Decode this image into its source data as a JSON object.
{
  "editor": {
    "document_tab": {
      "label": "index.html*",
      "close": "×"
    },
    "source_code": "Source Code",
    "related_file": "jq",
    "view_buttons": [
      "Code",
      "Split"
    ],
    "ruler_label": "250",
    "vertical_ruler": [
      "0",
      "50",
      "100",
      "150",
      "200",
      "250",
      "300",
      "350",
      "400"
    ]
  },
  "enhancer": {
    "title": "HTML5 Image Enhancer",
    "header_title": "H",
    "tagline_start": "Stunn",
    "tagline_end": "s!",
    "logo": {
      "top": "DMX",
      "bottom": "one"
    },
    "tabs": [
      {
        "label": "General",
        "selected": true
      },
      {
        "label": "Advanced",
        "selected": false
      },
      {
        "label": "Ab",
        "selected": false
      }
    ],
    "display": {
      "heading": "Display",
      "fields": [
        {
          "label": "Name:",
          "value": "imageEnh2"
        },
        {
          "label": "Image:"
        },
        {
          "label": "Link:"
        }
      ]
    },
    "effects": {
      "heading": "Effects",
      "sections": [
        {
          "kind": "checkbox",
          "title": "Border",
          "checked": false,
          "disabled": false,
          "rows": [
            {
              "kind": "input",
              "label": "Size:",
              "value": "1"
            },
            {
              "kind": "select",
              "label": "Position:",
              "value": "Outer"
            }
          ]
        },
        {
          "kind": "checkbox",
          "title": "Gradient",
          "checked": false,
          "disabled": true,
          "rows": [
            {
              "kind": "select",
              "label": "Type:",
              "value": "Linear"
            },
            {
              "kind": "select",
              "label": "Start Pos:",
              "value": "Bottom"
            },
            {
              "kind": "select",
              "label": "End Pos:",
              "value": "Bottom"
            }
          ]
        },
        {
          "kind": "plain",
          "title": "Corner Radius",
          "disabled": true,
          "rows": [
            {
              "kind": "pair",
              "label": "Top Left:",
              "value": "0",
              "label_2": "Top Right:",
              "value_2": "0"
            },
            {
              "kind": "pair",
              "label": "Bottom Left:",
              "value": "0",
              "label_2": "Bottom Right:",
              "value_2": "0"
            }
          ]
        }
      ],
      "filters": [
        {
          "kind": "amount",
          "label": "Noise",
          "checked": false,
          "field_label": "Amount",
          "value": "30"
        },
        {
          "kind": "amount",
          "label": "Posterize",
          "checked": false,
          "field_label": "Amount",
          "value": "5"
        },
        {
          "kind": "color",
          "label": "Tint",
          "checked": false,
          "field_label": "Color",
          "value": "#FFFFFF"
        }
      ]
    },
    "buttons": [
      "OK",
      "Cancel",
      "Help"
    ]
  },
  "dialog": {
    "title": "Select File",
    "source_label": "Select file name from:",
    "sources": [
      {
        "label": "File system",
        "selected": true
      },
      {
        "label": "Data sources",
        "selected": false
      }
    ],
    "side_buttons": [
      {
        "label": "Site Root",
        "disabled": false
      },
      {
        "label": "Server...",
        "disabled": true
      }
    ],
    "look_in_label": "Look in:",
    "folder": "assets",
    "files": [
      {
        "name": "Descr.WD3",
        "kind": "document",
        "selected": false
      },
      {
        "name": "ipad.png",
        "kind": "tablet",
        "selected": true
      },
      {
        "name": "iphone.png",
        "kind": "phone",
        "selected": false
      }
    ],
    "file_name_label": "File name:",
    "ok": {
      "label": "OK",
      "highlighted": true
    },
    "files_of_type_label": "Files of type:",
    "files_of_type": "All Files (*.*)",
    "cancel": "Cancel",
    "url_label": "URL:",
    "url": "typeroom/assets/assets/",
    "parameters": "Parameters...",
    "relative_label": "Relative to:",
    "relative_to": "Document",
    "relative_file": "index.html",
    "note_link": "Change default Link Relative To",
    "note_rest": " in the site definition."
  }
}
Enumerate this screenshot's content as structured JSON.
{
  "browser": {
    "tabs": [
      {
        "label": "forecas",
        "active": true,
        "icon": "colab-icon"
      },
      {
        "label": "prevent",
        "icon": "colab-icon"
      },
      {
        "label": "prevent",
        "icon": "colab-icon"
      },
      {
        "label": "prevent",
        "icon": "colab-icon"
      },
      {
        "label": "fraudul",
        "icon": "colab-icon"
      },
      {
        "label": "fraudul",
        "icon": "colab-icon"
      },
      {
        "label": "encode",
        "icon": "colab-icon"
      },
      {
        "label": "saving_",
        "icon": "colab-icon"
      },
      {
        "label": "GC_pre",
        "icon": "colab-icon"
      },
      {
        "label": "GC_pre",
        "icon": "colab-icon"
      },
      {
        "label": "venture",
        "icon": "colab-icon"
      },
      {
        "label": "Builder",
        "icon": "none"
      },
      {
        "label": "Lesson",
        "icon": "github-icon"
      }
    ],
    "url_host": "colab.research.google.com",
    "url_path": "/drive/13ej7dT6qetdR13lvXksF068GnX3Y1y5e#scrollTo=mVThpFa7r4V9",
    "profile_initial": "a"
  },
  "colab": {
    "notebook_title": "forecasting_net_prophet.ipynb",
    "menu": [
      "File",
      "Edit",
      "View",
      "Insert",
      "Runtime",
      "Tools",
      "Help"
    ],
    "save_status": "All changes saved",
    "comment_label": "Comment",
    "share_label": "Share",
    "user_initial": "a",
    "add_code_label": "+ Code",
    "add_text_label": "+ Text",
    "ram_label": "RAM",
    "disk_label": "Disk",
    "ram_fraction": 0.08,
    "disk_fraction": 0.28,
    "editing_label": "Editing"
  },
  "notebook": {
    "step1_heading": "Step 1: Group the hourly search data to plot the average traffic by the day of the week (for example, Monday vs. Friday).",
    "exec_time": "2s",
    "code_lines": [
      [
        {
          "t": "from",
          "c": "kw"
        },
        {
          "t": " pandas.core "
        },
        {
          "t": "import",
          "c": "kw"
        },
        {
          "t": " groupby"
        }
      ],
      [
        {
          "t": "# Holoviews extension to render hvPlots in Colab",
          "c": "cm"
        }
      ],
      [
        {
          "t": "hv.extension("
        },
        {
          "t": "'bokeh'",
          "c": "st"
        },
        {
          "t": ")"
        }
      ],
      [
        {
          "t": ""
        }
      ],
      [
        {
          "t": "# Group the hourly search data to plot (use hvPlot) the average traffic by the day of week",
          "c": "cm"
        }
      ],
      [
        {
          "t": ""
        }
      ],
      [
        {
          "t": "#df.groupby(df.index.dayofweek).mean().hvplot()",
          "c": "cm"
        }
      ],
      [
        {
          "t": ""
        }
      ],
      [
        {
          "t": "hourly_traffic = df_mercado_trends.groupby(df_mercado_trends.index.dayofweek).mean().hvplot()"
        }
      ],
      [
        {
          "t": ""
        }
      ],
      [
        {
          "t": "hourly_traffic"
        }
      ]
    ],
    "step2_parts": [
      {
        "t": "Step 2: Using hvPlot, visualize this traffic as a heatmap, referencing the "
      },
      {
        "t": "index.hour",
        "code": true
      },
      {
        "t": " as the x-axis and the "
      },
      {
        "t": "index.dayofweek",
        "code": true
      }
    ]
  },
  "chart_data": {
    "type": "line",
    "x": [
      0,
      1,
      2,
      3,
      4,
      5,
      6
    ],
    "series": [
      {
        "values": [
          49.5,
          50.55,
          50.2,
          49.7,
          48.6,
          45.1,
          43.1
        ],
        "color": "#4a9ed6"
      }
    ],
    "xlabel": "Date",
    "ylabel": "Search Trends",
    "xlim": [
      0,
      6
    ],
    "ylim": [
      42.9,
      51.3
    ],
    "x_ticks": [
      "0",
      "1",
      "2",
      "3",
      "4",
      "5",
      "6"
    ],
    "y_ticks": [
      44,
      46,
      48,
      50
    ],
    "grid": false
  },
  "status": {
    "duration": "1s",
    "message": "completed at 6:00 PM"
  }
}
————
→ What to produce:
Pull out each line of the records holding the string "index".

→ Response box:
      "label": "index.html*",
    "relative_file": "index.html",
          "t": "#df.groupby(df.index.dayofweek).mean().hvplot()",
          "t": "hourly_traffic = df_mercado_trends.groupby(df_mercado_trends.index.dayofweek).mean().hvplot()"
        "t": "index.hour",
        "t": "index.dayofweek",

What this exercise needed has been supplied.